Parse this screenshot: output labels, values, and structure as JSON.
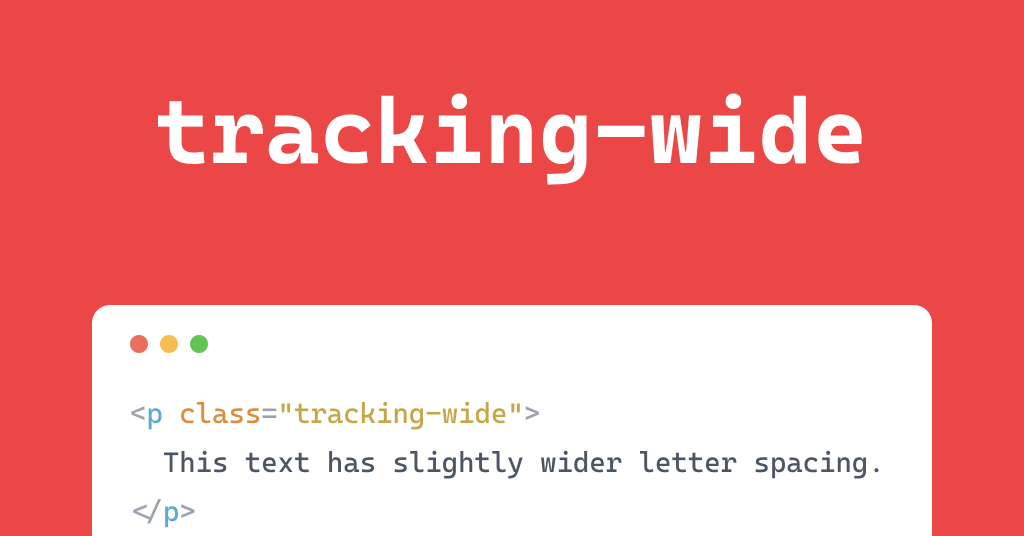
{
  "hero": {
    "title": "tracking-wide"
  },
  "code": {
    "line1": {
      "open_bracket": "<",
      "tag": "p",
      "space": " ",
      "attr": "class",
      "eq": "=",
      "string": "\"tracking-wide\"",
      "close_bracket": ">"
    },
    "line2": {
      "text": "This text has slightly wider letter spacing."
    },
    "line3": {
      "open_bracket": "</",
      "tag": "p",
      "close_bracket": ">"
    }
  }
}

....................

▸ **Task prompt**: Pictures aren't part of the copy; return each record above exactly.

▸ **Solution below**:
Parse this screenshot: output labels, values, and structure as JSON.
{
  "hero": {
    "title": "tracking-wide"
  },
  "code": {
    "line1": {
      "open_bracket": "<",
      "tag": "p",
      "space": " ",
      "attr": "class",
      "eq": "=",
      "string": "\"tracking-wide\"",
      "close_bracket": ">"
    },
    "line2": {
      "text": "This text has slightly wider letter spacing."
    },
    "line3": {
      "open_bracket": "</",
      "tag": "p",
      "close_bracket": ">"
    }
  }
}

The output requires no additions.